Banned anti-government demonstration rallies and judicial police summoned opposition parties for questioning.
Egypt currently ranks 159th out of 180 places on RWB’s Press Freedom Index.
Photojournalist Mahmoud Abou Zied has been held in prison for over 500 days, all for the crime of reporting on the forced dismantlement of a protest camp, and is awaiting charges of murder, weapons possession, and ‘disrupting the constitution’.
Egyptian President Abdel Fattah el-Sisi presided over the arrest and imprisonment of multiple journalists such as Mohamed Fahmy and Peter Greste, and advocated for them to be deported instead of imprisoned. Fahmy was denied treatment for a broken arm whilst in prison.
Al Jazeera’s Baher Mohamed was also arrested on a weapons charge for carrying a single spent bullet he picked up from a demonstration, and Egypt recently arrested university students who were carrying out demonstrations. All three of the named men were arrested for ‘conspiring with the Muslim brotherhood to spread false reports’.
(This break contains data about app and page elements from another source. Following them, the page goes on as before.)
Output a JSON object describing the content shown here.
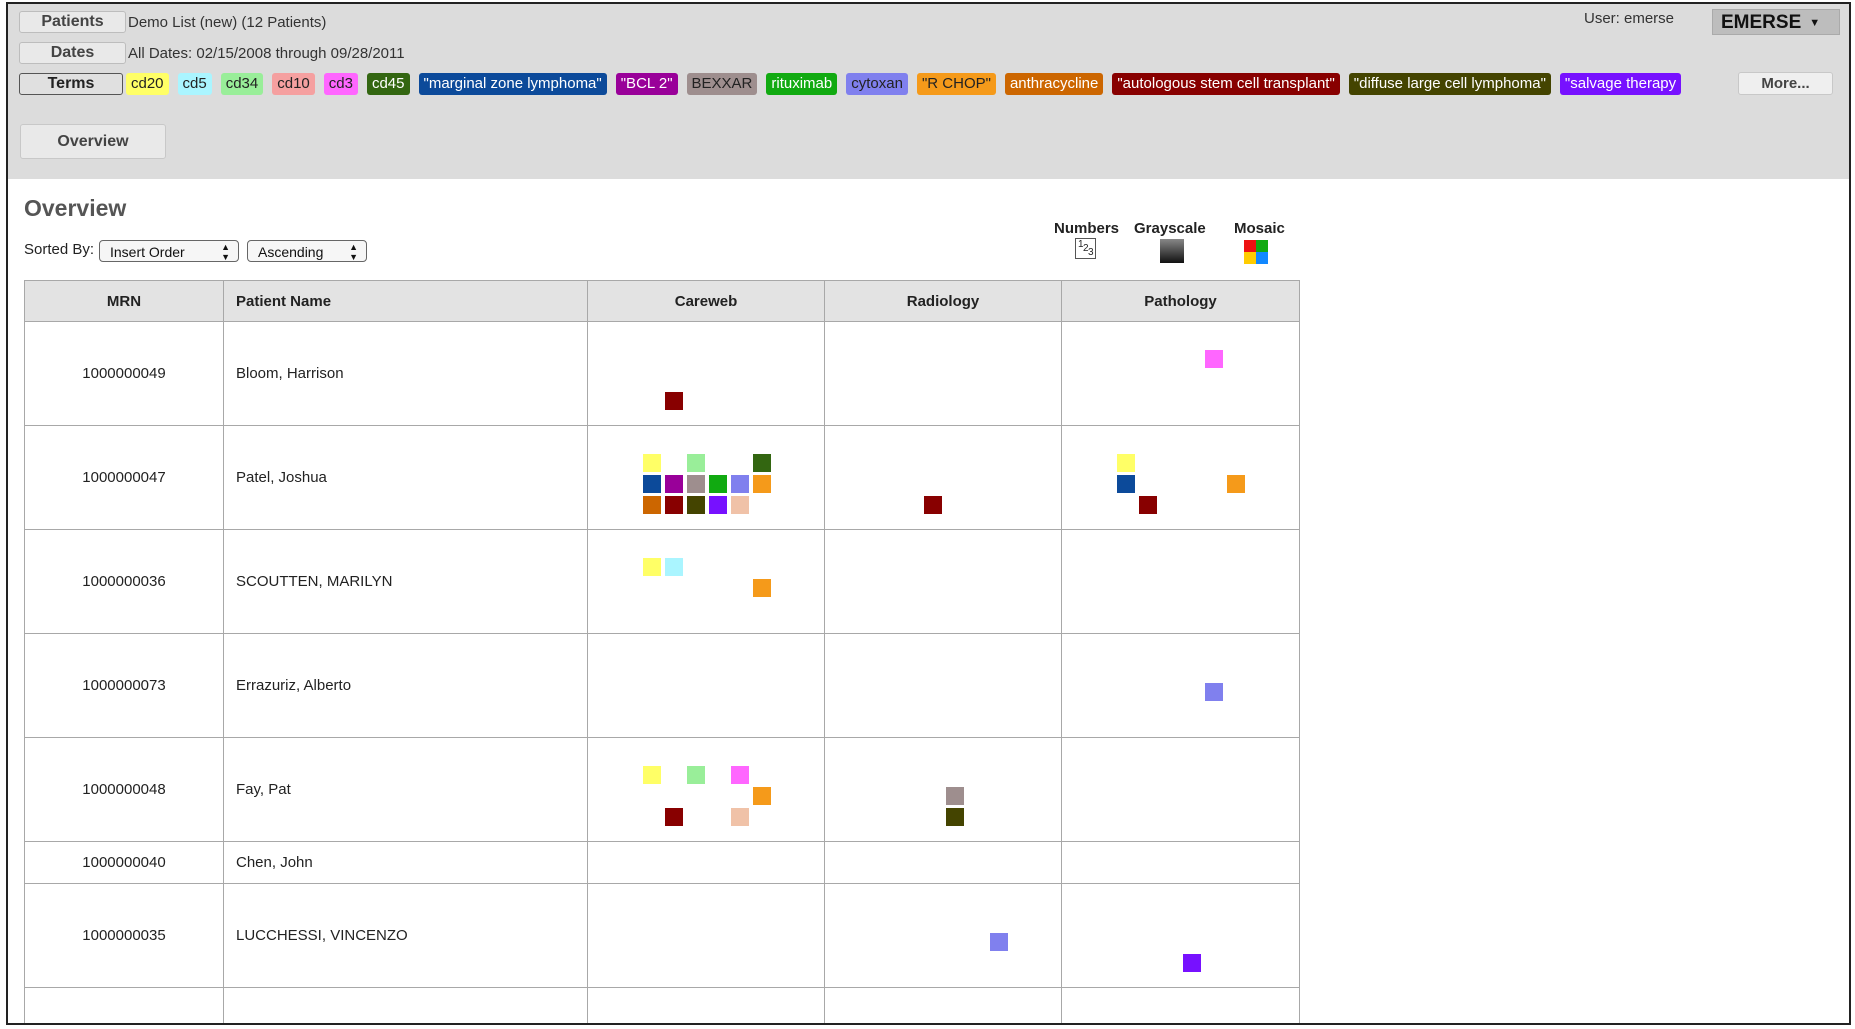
{
  "header": {
    "patients_label": "Patients",
    "patients_value": "Demo List (new) (12 Patients)",
    "dates_label": "Dates",
    "dates_value": "All Dates: 02/15/2008 through 09/28/2011",
    "terms_label": "Terms",
    "more_label": "More...",
    "user_text": "User: emerse",
    "app_menu_label": "EMERSE"
  },
  "terms": [
    {
      "label": "cd20",
      "bg": "#ffff66",
      "fg": "#222222"
    },
    {
      "label": "cd5",
      "bg": "#aaf5ff",
      "fg": "#222222"
    },
    {
      "label": "cd34",
      "bg": "#99ee99",
      "fg": "#222222"
    },
    {
      "label": "cd10",
      "bg": "#f5a0a0",
      "fg": "#222222"
    },
    {
      "label": "cd3",
      "bg": "#ff66ff",
      "fg": "#222222"
    },
    {
      "label": "cd45",
      "bg": "#336611",
      "fg": "#ffffff"
    },
    {
      "label": "\"marginal zone lymphoma\"",
      "bg": "#0c4a9a",
      "fg": "#ffffff"
    },
    {
      "label": "\"BCL 2\"",
      "bg": "#990099",
      "fg": "#ffffff"
    },
    {
      "label": "BEXXAR",
      "bg": "#9e8e8e",
      "fg": "#222222"
    },
    {
      "label": "rituximab",
      "bg": "#11aa11",
      "fg": "#ffffff"
    },
    {
      "label": "cytoxan",
      "bg": "#8080ee",
      "fg": "#222222"
    },
    {
      "label": "\"R CHOP\"",
      "bg": "#f59a1a",
      "fg": "#222222"
    },
    {
      "label": "anthracycline",
      "bg": "#cc6600",
      "fg": "#ffffff"
    },
    {
      "label": "\"autologous stem cell transplant\"",
      "bg": "#880000",
      "fg": "#ffffff"
    },
    {
      "label": "\"diffuse large cell lymphoma\"",
      "bg": "#444400",
      "fg": "#ffffff"
    },
    {
      "label": "\"salvage therapy",
      "bg": "#7711ff",
      "fg": "#ffffff"
    }
  ],
  "tabs": {
    "overview": "Overview"
  },
  "page": {
    "title": "Overview",
    "sorted_by_label": "Sorted By:",
    "sort_field": "Insert Order",
    "sort_order": "Ascending"
  },
  "view_modes": {
    "numbers": "Numbers",
    "grayscale": "Grayscale",
    "mosaic": "Mosaic"
  },
  "table": {
    "columns": [
      "MRN",
      "Patient Name",
      "Careweb",
      "Radiology",
      "Pathology"
    ],
    "rows": [
      {
        "mrn": "1000000049",
        "name": "Bloom, Harrison",
        "careweb": [
          {
            "c": "#880000",
            "col": 1,
            "row": 2
          }
        ],
        "radiology": [],
        "pathology": [
          {
            "c": "#ff66ff",
            "col": 4,
            "row": 0
          }
        ]
      },
      {
        "mrn": "1000000047",
        "name": "Patel, Joshua",
        "careweb": [
          {
            "c": "#ffff66",
            "col": 0,
            "row": 0
          },
          {
            "c": "#99ee99",
            "col": 2,
            "row": 0
          },
          {
            "c": "#336611",
            "col": 5,
            "row": 0
          },
          {
            "c": "#0c4a9a",
            "col": 0,
            "row": 1
          },
          {
            "c": "#990099",
            "col": 1,
            "row": 1
          },
          {
            "c": "#9e8e8e",
            "col": 2,
            "row": 1
          },
          {
            "c": "#11aa11",
            "col": 3,
            "row": 1
          },
          {
            "c": "#8080ee",
            "col": 4,
            "row": 1
          },
          {
            "c": "#f59a1a",
            "col": 5,
            "row": 1
          },
          {
            "c": "#cc6600",
            "col": 0,
            "row": 2
          },
          {
            "c": "#880000",
            "col": 1,
            "row": 2
          },
          {
            "c": "#444400",
            "col": 2,
            "row": 2
          },
          {
            "c": "#7711ff",
            "col": 3,
            "row": 2
          },
          {
            "c": "#f0c2a8",
            "col": 4,
            "row": 2
          }
        ],
        "radiology": [
          {
            "c": "#880000",
            "col": 2,
            "row": 2
          }
        ],
        "pathology": [
          {
            "c": "#ffff66",
            "col": 0,
            "row": 0
          },
          {
            "c": "#0c4a9a",
            "col": 0,
            "row": 1
          },
          {
            "c": "#880000",
            "col": 1,
            "row": 2
          },
          {
            "c": "#f59a1a",
            "col": 5,
            "row": 1
          }
        ]
      },
      {
        "mrn": "1000000036",
        "name": "SCOUTTEN, MARILYN",
        "careweb": [
          {
            "c": "#ffff66",
            "col": 0,
            "row": 0
          },
          {
            "c": "#aaf5ff",
            "col": 1,
            "row": 0
          },
          {
            "c": "#f59a1a",
            "col": 5,
            "row": 1
          }
        ],
        "radiology": [],
        "pathology": []
      },
      {
        "mrn": "1000000073",
        "name": "Errazuriz, Alberto",
        "careweb": [],
        "radiology": [],
        "pathology": [
          {
            "c": "#8080ee",
            "col": 4,
            "row": 1
          }
        ]
      },
      {
        "mrn": "1000000048",
        "name": "Fay, Pat",
        "careweb": [
          {
            "c": "#ffff66",
            "col": 0,
            "row": 0
          },
          {
            "c": "#99ee99",
            "col": 2,
            "row": 0
          },
          {
            "c": "#ff66ff",
            "col": 4,
            "row": 0
          },
          {
            "c": "#f59a1a",
            "col": 5,
            "row": 1
          },
          {
            "c": "#880000",
            "col": 1,
            "row": 2
          },
          {
            "c": "#f0c2a8",
            "col": 4,
            "row": 2
          }
        ],
        "radiology": [
          {
            "c": "#9e8e8e",
            "col": 3,
            "row": 1
          },
          {
            "c": "#444400",
            "col": 3,
            "row": 2
          }
        ],
        "pathology": []
      },
      {
        "mrn": "1000000040",
        "name": "Chen, John",
        "careweb": [],
        "radiology": [],
        "pathology": []
      },
      {
        "mrn": "1000000035",
        "name": "LUCCHESSI, VINCENZO",
        "careweb": [],
        "radiology": [
          {
            "c": "#8080ee",
            "col": 5,
            "row": 1
          }
        ],
        "pathology": [
          {
            "c": "#7711ff",
            "col": 3,
            "row": 2
          }
        ]
      },
      {
        "mrn": "",
        "name": "",
        "careweb": [],
        "radiology": [],
        "pathology": []
      }
    ]
  }
}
Egypt recently arrested and charged student Karim al-Banna with insulting Islam, after he announced he was an atheist on Facebook. He is expected to serve 3 years in prison. Blogger Alber Saber was also previously arrested and charged with blasphemy. He too is expected to serve 3 years.
Bahrain currently ranks 163rd out of 180 places on RWB’s Press Freedom Index.
Bahraini forces have repeatedly intimidated, harassed, assaulted, deported, and imprisoned journalists who cover anti-government protests, and there are currently 3 serving time in prison, making Bahrain second in the world for highest number of imprisoned journalists per capita.
A Bahraini court also acquitted a policewoman who was accused of torturing a journalist, sentenced six people for insulting the King on Twitter, and has closed down many websites.
Dr. Mohammed bin Ismail Al Al-Sheikh, Saudi Ambassador to France [Source]
Saudi Arabia currently ranks 164th out of 180 places on RWB’s Press Freedom Index.
Saudi Arabia recently convicted a liberal blogger of “insulting Islam” after he criticized powerful Saudi clerics, ordering him to be flogged in a public square 50 times, and then flogged again at later intervals (50 lashes, once a week, for 20 weeks).